The Rabbis often mention the idea "to be careful and treat the Kal (easy) mitzvos identical to those which are more difficult or not possible for us to understand. Again, this directly applies to Eikev, do not trample upon the easy ones, those mitzvos which don't make sense in the same way that we don't trample on the more difficult/harsher ones, the Mishpatim that make sense. All of the mitzvos share in their significance and importance, and this is particularly important regarding the Mitzvos that we are challenged with by not knowing the reasons behind the Chukim.

There is no area of the Torah that should be treated lightly because it may not make sense to you. When I read the ingredient panel of a medication, I do not understand or know what it all means, but I follow the instructions, nevertheless. So too when it comes to following directions in the Shulchan Aruch one should just do the mitzva instead of mocking and disregarding it completely. There is a guarantee that if a person does these mitzvos he will come to rejoice, as reflected in the word V'Haya - and it will be.

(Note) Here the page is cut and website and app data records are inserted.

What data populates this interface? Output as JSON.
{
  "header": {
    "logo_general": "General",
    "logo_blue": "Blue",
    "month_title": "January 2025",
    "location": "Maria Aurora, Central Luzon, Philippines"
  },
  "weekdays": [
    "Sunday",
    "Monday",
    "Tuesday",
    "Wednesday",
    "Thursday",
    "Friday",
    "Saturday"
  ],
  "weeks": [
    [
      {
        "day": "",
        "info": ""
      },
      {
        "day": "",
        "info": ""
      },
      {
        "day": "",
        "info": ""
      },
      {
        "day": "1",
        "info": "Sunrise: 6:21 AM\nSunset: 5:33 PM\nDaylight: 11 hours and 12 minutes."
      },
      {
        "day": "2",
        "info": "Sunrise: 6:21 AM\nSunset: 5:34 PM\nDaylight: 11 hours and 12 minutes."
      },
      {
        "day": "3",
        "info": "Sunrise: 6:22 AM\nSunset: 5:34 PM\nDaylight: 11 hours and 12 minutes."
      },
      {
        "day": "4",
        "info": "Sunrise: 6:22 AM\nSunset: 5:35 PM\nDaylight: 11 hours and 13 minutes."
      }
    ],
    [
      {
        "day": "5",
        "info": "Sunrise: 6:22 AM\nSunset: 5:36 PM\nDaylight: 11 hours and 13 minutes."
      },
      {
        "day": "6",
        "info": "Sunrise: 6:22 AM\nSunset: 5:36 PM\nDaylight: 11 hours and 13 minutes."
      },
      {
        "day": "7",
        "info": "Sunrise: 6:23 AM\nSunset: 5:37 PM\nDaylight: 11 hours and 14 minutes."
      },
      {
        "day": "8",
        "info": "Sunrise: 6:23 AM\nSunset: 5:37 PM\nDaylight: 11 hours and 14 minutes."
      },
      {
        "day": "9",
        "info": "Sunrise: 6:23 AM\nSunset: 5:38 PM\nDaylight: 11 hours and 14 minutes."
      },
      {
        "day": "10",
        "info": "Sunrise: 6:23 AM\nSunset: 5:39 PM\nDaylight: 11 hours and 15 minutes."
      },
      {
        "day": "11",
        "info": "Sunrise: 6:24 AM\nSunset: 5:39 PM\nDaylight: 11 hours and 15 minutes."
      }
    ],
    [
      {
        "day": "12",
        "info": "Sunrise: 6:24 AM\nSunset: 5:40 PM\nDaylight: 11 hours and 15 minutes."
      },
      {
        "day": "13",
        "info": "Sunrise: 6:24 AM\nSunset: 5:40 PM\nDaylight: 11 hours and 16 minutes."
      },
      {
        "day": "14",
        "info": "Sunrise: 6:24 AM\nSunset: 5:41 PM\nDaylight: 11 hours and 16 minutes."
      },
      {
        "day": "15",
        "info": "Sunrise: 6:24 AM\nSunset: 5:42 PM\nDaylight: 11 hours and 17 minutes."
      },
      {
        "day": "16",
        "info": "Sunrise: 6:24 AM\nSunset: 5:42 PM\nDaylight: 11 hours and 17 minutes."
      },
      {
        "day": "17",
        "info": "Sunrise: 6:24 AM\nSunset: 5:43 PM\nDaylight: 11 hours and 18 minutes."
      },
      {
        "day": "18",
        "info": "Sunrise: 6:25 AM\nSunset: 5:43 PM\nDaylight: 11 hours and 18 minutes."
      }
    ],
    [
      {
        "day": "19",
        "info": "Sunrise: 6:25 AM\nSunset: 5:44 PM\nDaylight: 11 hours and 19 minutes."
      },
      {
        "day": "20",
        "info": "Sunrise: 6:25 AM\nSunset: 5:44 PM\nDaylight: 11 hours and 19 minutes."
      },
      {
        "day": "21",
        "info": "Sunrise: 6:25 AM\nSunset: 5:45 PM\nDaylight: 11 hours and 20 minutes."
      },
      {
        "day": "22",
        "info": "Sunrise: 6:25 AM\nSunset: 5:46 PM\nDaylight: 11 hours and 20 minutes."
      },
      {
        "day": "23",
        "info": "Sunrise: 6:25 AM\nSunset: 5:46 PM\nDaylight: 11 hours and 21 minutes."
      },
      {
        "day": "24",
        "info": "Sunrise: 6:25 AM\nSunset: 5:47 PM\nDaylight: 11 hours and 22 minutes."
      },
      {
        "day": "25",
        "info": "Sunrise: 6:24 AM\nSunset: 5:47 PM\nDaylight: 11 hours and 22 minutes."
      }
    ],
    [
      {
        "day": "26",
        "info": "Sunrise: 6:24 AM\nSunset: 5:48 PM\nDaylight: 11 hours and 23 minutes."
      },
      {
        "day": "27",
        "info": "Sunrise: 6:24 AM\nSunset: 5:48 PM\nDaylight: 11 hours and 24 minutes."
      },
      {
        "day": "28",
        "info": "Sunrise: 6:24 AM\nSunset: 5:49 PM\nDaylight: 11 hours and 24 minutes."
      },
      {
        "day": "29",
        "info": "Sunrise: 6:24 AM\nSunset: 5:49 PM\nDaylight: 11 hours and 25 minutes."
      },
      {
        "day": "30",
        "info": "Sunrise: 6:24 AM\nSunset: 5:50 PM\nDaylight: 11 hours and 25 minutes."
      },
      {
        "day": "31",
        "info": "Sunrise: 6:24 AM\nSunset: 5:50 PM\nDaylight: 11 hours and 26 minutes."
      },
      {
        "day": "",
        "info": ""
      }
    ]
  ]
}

In a Jewish community, whether it's the Kollel, local day school or Shul, opportunities are granted to one and to all. During Covid we have come to adjust our looking through zoom and other media outlets. Dozens of lectures, speakers, and learning opportunities are there for everyone. Daily, weekly and monthly announcements go out seeking people to sign in from the comfort of your home to learn. Unfortunately, however, much of this planning falls on deaf ears and muted devices. I am not referring to ears which are physically unable to hear, but rather to an ailment of disregarding and ignoring the potential growth made available yet ignored. People should not be foolish in thinking that if I just do the Mishpatim, then I will be ok. Everyone needs to study Torah on every level. It is through the study of Torah that we will increase the days and years of our lives. This requires listening to and noting when the class is going to take place and then showing up and learning.

Baruch Hashem we have seen many families flourishing in our Shul. But let me take license to issue a strong warning: To maintain the level of commitment and observance of the mitzvos, one must continue to study Torah - either privately with a chavrusa or by attending Shiurim. Torah learning is the oil which keeps all the parts greased up and running smoothly. If the performance of mitzvos is not complemented by a constant stream of Torah, then the riverbed will dry up. Opportunities for Torah study come and go; It is incumbent upon all of us to take advantage every available situation to learn.

When a person hears the announcement of a certain lecture or speaker, they should figure out a way to attend by signing in and not just shrug it off as if it's not important or it's not for me. Torah is the elixir of life Plain and simple. Without it we cannot exist. Next time we hear an announcement of Torah learning let us commit to take it upon ourselves the mitzva of Limmud HaTorah.

Ah Gut Shabbos

Rabbi Avraham Bogopulsky

If you would like to sponsor or dedicate a part of Rabbi Bogopulsky’s upcoming new book please contact him directly or reply to this E-Mail.

 
Wed, September 30 2020 12 Tishrei 5781